=== DATA UNDER STUDY ===

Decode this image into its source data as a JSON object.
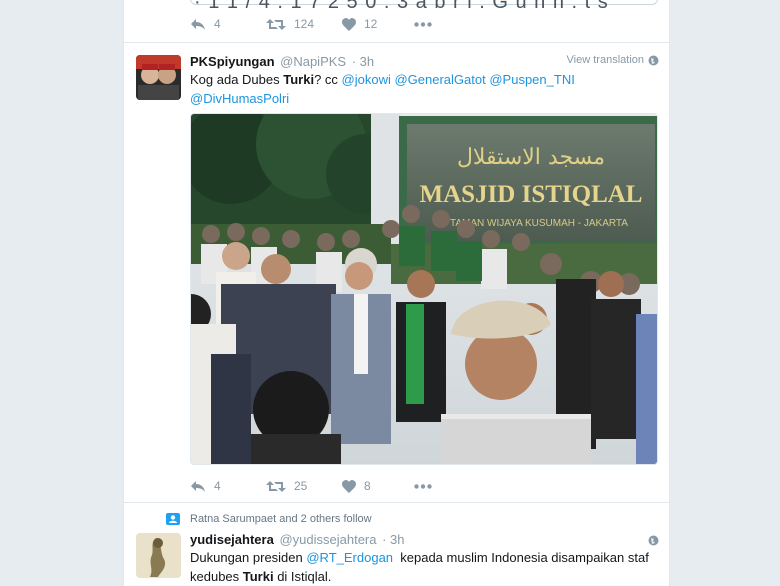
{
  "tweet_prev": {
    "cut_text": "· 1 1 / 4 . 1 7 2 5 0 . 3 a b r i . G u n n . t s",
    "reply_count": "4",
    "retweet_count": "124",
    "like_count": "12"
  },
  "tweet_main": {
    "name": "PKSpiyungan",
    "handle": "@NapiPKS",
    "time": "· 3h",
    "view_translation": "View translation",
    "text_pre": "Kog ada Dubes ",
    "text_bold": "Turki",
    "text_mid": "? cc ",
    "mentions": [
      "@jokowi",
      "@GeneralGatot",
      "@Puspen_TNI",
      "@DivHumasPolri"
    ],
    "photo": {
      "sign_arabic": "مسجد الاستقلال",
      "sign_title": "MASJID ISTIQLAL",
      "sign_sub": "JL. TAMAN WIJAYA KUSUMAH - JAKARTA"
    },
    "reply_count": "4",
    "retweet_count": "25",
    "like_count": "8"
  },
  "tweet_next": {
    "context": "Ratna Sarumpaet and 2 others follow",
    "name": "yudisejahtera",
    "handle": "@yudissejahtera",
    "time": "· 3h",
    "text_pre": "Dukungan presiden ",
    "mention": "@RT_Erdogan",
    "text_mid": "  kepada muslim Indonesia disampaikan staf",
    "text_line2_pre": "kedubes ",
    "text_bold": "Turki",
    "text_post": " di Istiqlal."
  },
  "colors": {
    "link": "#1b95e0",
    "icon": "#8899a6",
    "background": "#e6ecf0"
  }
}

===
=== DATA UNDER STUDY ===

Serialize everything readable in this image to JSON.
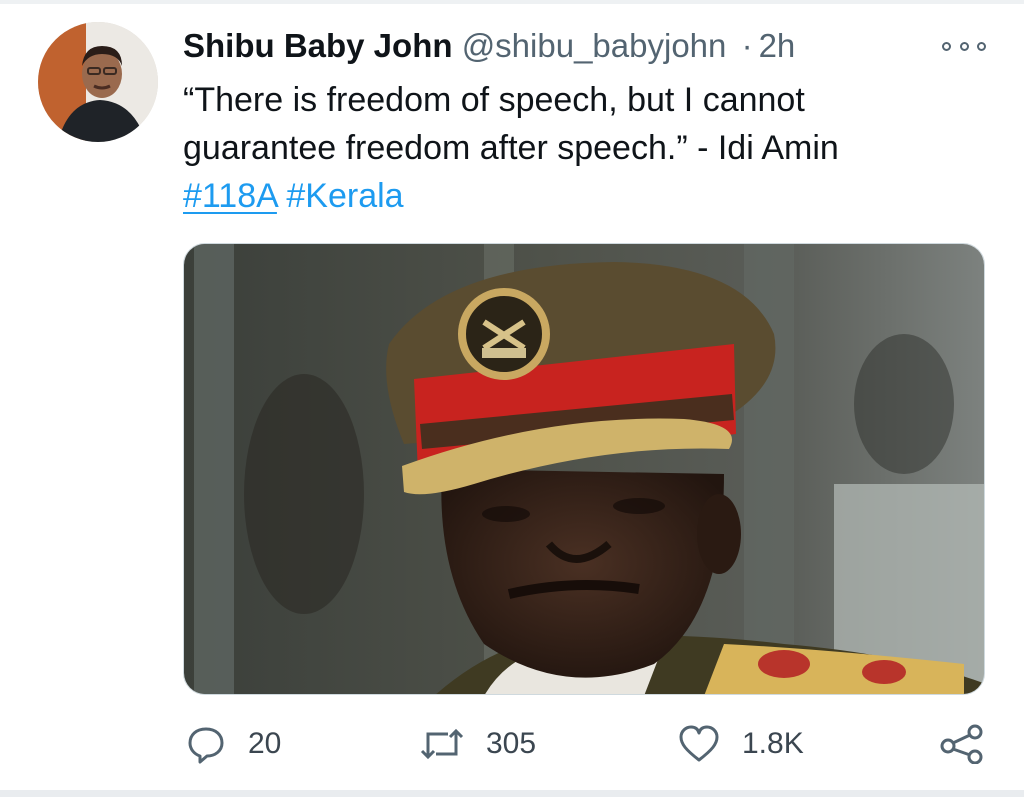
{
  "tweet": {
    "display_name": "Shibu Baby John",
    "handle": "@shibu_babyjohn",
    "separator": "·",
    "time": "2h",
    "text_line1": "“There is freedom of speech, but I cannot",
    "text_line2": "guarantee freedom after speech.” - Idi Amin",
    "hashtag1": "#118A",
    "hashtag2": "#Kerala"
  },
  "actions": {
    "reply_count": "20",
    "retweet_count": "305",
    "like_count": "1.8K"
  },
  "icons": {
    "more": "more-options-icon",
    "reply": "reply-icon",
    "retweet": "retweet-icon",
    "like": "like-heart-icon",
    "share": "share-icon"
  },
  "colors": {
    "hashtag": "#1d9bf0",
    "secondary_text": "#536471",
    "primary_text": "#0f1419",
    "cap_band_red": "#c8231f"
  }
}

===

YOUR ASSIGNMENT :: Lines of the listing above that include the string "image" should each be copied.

TASK SOLUTION ::
Decode this image into its source data as a JSON object.
Serialize everything readable in this image to JSON.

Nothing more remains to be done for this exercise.